Under Transport Canada’s rules, all commercial drone operators are required to carry at least $100,000 of third-party liability insurance. When evaluating their drone insurance needs, businesses should be aware that most commercial general liability insurance policies exclude the operation of aircraft, including drones.

Accordingly, drone operators must ensure they have comprehensive drone insurance coverage tailored to their specific drone usage. Contact us at Scrivens to discuss your drone insurance options.

Drone Theft and Fraud

A couple of benefits of drones—their portability and advanced technology—can also prove to be great risks. Small drones are easy and attractive targets to thieves and the industry hasn’t developed many internal safeguards for stolen drones.

Unlike the traditional aircraft industry, which has a tracking system and serial numbers for aircraft parts, the drone industry hasn’t adopted either a tagging or tracking system. In other words, there’s almost no chance of recovering a stolen drone.

The Versatility of Drones

Another benefit that could become a potential liability is the flexibility of the technology—that is, a drone’s potential as a broad-use aircraft. In theory, the same drone that photographs a parcel of land for a realtor on one day could be used to survey a hazardous chemical spill the following day. 

This kind of flexibility offers a broad number of business opportunities, but each new opportunity brings with it attendant exposures that compound upon one another.

Businesses will have to think through how they plan on using their drones in order to make sure that their Transport Canada authorization and their drone insurance cover each arena of commercial use.

Cyber Risks for Drones

Perhaps the greatest potential risk comes from the cyber liability posed by drones. The greatest fear is that a hacker might hijack a drone and fly it into a commercial airliner or some other populated location, resulting in massive property damage and loss of life.

However, while that scenario is possible, other scenarios are more likely avenues of loss.

Digital information—images, videos, data maps, etc.—is a far more enticing target for hackers, and one that an enterprising thief with a little skill and a wireless transmitter might be able to access from a drone flying overhead.

Cyber Insurance Explained: 6 Considerations when Buying Cyber Insurance

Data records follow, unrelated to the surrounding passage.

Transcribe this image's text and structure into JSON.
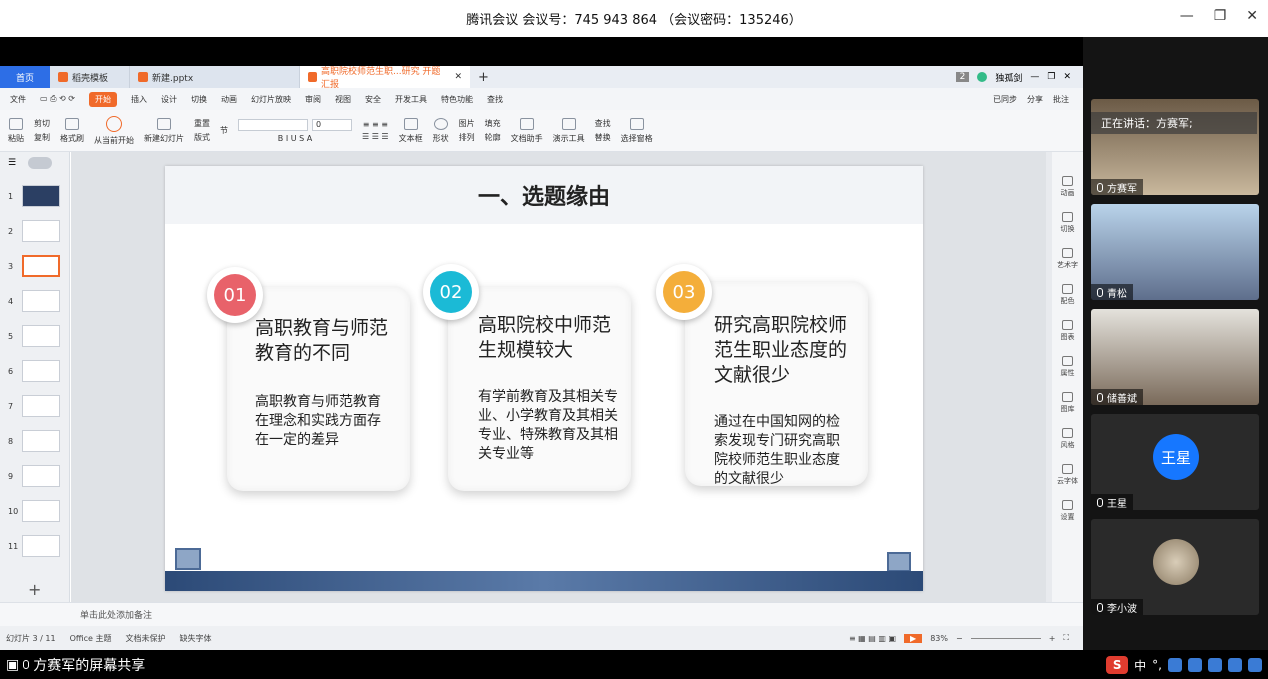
{
  "window": {
    "title": "腾讯会议 会议号：745 943 864 （会议密码：135246）"
  },
  "wps": {
    "tabs": [
      {
        "label": "首页"
      },
      {
        "label": "稻壳模板"
      },
      {
        "label": "新建.pptx"
      },
      {
        "label": "高职院校师范生职...研究 开题汇报"
      }
    ],
    "badge": "2",
    "user": "独孤剑",
    "menu": [
      "文件",
      "开始",
      "插入",
      "设计",
      "切换",
      "动画",
      "幻灯片放映",
      "审阅",
      "视图",
      "安全",
      "开发工具",
      "特色功能",
      "查找"
    ],
    "menu_right": [
      "已同步",
      "分享",
      "批注"
    ],
    "ribbon": [
      "粘贴",
      "剪切",
      "复制",
      "格式刷",
      "从当前开始",
      "新建幻灯片",
      "版式",
      "节",
      "重置",
      "文本框",
      "形状",
      "排列",
      "图片",
      "填充",
      "轮廓",
      "文档助手",
      "演示工具",
      "查找",
      "替换",
      "选择窗格"
    ],
    "font_size": "0",
    "slide_numbers": [
      "1",
      "2",
      "3",
      "4",
      "5",
      "6",
      "7",
      "8",
      "9",
      "10",
      "11"
    ],
    "right_panel": [
      "动画",
      "切换",
      "艺术字",
      "配色",
      "图表",
      "属性",
      "图库",
      "风格",
      "云字体",
      "设置"
    ],
    "notes_placeholder": "单击此处添加备注",
    "status": {
      "slide": "幻灯片 3 / 11",
      "theme": "Office 主题",
      "protect": "文档未保护",
      "font": "缺失字体",
      "zoom": "83%"
    }
  },
  "slide": {
    "title": "一、选题缘由",
    "cards": [
      {
        "num": "01",
        "color": "#e8626a",
        "title": "高职教育与师范教育的不同",
        "body": "高职教育与师范教育在理念和实践方面存在一定的差异"
      },
      {
        "num": "02",
        "color": "#1bbad6",
        "title": "高职院校中师范生规模较大",
        "body": "有学前教育及其相关专业、小学教育及其相关专业、特殊教育及其相关专业等"
      },
      {
        "num": "03",
        "color": "#f4ae3a",
        "title": "研究高职院校师范生职业态度的文献很少",
        "body": "通过在中国知网的检索发现专门研究高职院校师范生职业态度的文献很少"
      }
    ]
  },
  "meeting": {
    "speaking": "正在讲话：方赛军;",
    "participants": [
      {
        "name": "方赛军"
      },
      {
        "name": "青松"
      },
      {
        "name": "储善斌"
      },
      {
        "name": "王星",
        "avatar": "王星"
      },
      {
        "name": "李小波"
      }
    ],
    "share_label": "方赛军的屏幕共享",
    "ime": [
      "S",
      "中",
      "°,"
    ]
  }
}
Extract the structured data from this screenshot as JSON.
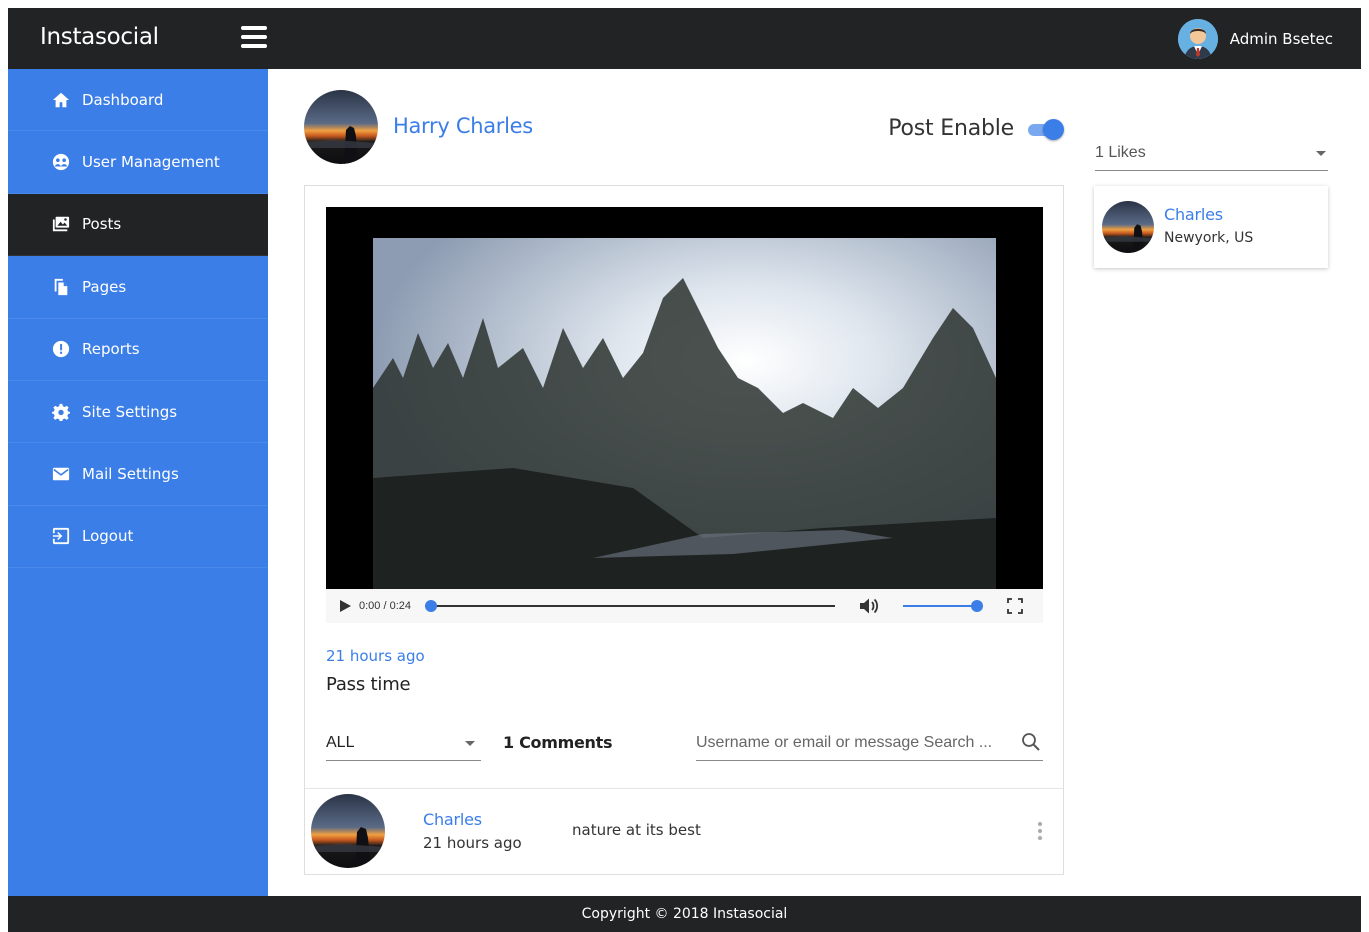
{
  "app": {
    "brand": "Instasocial"
  },
  "header": {
    "admin_name": "Admin Bsetec"
  },
  "sidebar": {
    "items": [
      {
        "label": "Dashboard",
        "icon": "home-icon"
      },
      {
        "label": "User Management",
        "icon": "users-icon"
      },
      {
        "label": "Posts",
        "icon": "image-gallery-icon"
      },
      {
        "label": "Pages",
        "icon": "pages-icon"
      },
      {
        "label": "Reports",
        "icon": "alert-icon"
      },
      {
        "label": "Site Settings",
        "icon": "gear-icon"
      },
      {
        "label": "Mail Settings",
        "icon": "mail-icon"
      },
      {
        "label": "Logout",
        "icon": "logout-icon"
      }
    ],
    "active_index": 2
  },
  "post": {
    "author": "Harry Charles",
    "enable_label": "Post Enable",
    "enabled": true,
    "time_ago": "21 hours ago",
    "caption": "Pass time",
    "video": {
      "current": "0:00",
      "duration": "0:24",
      "time_display": "0:00 / 0:24",
      "progress": 0,
      "volume": 1
    }
  },
  "comments": {
    "filter_value": "ALL",
    "count_label": "1 Comments",
    "search_placeholder": "Username or email or message Search ...",
    "items": [
      {
        "user": "Charles",
        "time_ago": "21 hours ago",
        "text": "nature at its best"
      }
    ]
  },
  "likes": {
    "select_value": "1 Likes",
    "items": [
      {
        "name": "Charles",
        "location": "Newyork, US"
      }
    ]
  },
  "footer": {
    "copyright": "Copyright © 2018 Instasocial"
  },
  "colors": {
    "accent": "#3b7ee8",
    "dark": "#222324",
    "sidebar": "#3b7ee8"
  }
}
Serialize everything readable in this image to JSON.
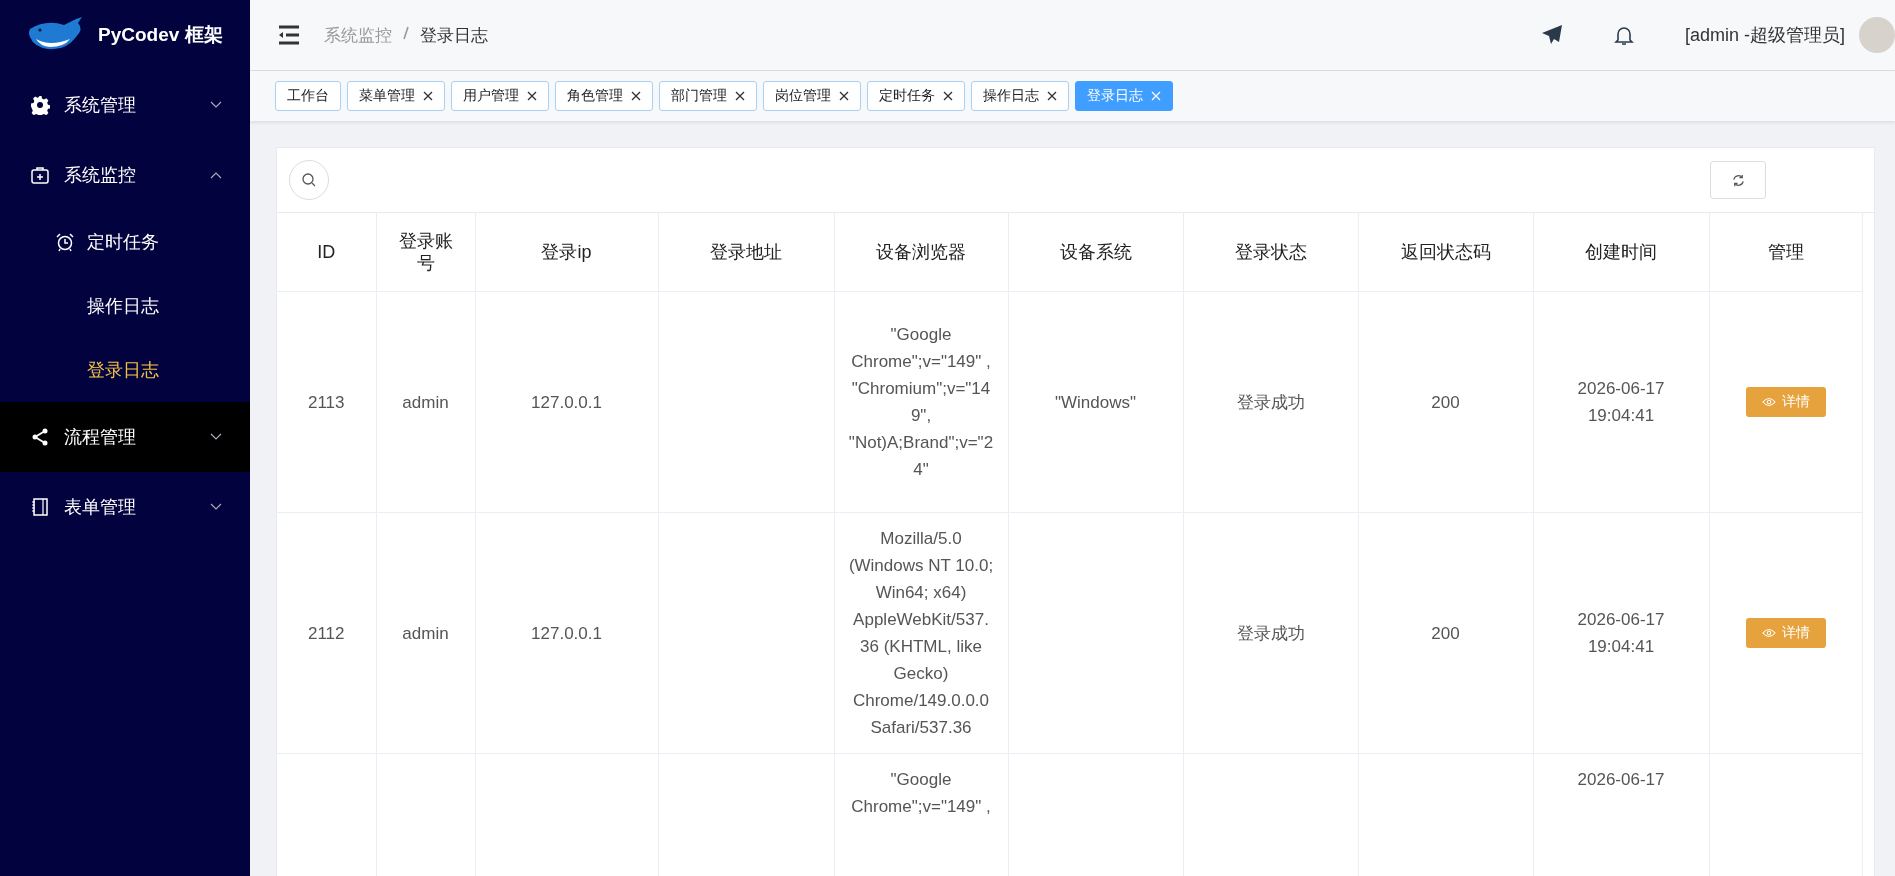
{
  "sidebar": {
    "logo_text": "PyCodev 框架",
    "items": [
      {
        "label": "系统管理",
        "expanded": false,
        "hovered": false
      },
      {
        "label": "系统监控",
        "expanded": true,
        "hovered": false,
        "children": [
          {
            "label": "定时任务",
            "selected": false
          },
          {
            "label": "操作日志",
            "selected": false
          },
          {
            "label": "登录日志",
            "selected": true
          }
        ]
      },
      {
        "label": "流程管理",
        "expanded": false,
        "hovered": true
      },
      {
        "label": "表单管理",
        "expanded": false,
        "hovered": false
      }
    ]
  },
  "header": {
    "breadcrumb": [
      "系统监控",
      "登录日志"
    ],
    "user": "[admin -超级管理员]"
  },
  "tags": [
    {
      "label": "工作台",
      "closable": false,
      "selected": false
    },
    {
      "label": "菜单管理",
      "closable": true,
      "selected": false
    },
    {
      "label": "用户管理",
      "closable": true,
      "selected": false
    },
    {
      "label": "角色管理",
      "closable": true,
      "selected": false
    },
    {
      "label": "部门管理",
      "closable": true,
      "selected": false
    },
    {
      "label": "岗位管理",
      "closable": true,
      "selected": false
    },
    {
      "label": "定时任务",
      "closable": true,
      "selected": false
    },
    {
      "label": "操作日志",
      "closable": true,
      "selected": false
    },
    {
      "label": "登录日志",
      "closable": true,
      "selected": true
    }
  ],
  "table": {
    "columns": [
      "ID",
      "登录账号",
      "登录ip",
      "登录地址",
      "设备浏览器",
      "设备系统",
      "登录状态",
      "返回状态码",
      "创建时间",
      "管理"
    ],
    "rows": [
      {
        "id": "2113",
        "account": "admin",
        "ip": "127.0.0.1",
        "address": "",
        "browser": "\"Google Chrome\";v=\"149\" , \"Chromium\";v=\"149\", \"Not)A;Brand\";v=\"24\"",
        "os": "\"Windows\"",
        "status": "登录成功",
        "code": "200",
        "created": "2026-06-17 19:04:41",
        "action": "详情"
      },
      {
        "id": "2112",
        "account": "admin",
        "ip": "127.0.0.1",
        "address": "",
        "browser": "Mozilla/5.0 (Windows NT 10.0; Win64; x64) AppleWebKit/537.36 (KHTML, like Gecko) Chrome/149.0.0.0 Safari/537.36",
        "os": "",
        "status": "登录成功",
        "code": "200",
        "created": "2026-06-17 19:04:41",
        "action": "详情"
      },
      {
        "id": "",
        "account": "",
        "ip": "",
        "address": "",
        "browser": "\"Google Chrome\";v=\"149\" ,",
        "os": "",
        "status": "",
        "code": "",
        "created": "2026-06-17",
        "action": ""
      }
    ]
  }
}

Putting it All Together 

New technology always comes with new risks. Protecting your business means understanding those risks and minimizing your liabilities.

To evaluate your business’s specific needs, contact Scrivens today to discuss the solutions available for your drone operations.

Drones FAQ

Best places to fly drones in Ontario

The best place to fly your drone is on private property with the permission of the property owner. It’s best to avoid areas with a lot of people and let people around know that you’re flying a drone.

Do I need to register my drone in Canada?

All drones with a takeoff weight between 250 grams and 25 kg must be registered. Drones weighing less than 250 grams and more than 25 kg do not need to be registered. Register your drone here.

Do you need a license to fly a drone in Ontario?

Yes, drone pilots must carry a valid drone certification while operating a drone. There are 2 pilot certificates: basic and advanced. Get your drone pilot certificate here.

Can you fly a drone over private property in Canada?

It’s recommended to always check with the property owner before flying a drone over any property.

Where can I fly my drone in Ontario?

The National Research Council Canada has released a “Drone site selection tool” which shows you permissible locations to fly your drone. Click here to see where you can fly your drone in Ontario.

Can I fly a drone in my local park?

Drones are not allowed to take off or land in nationals parks. Each municipality has different rules. For example, in Ottawa, a drone pilot will need to seek permission to fly their drone in a designated area, specify a precise location, time of day, and flight plan days in advance.

Can I fly my drone at night in Canada?

You can fly your drone at night but the drone must be equipped with proper lighting.

How high can I fly my drone legally?

To keep yourself and others safe, you must be able to see your drone at all times and it must stay below 122 metres or 400 feet in the air.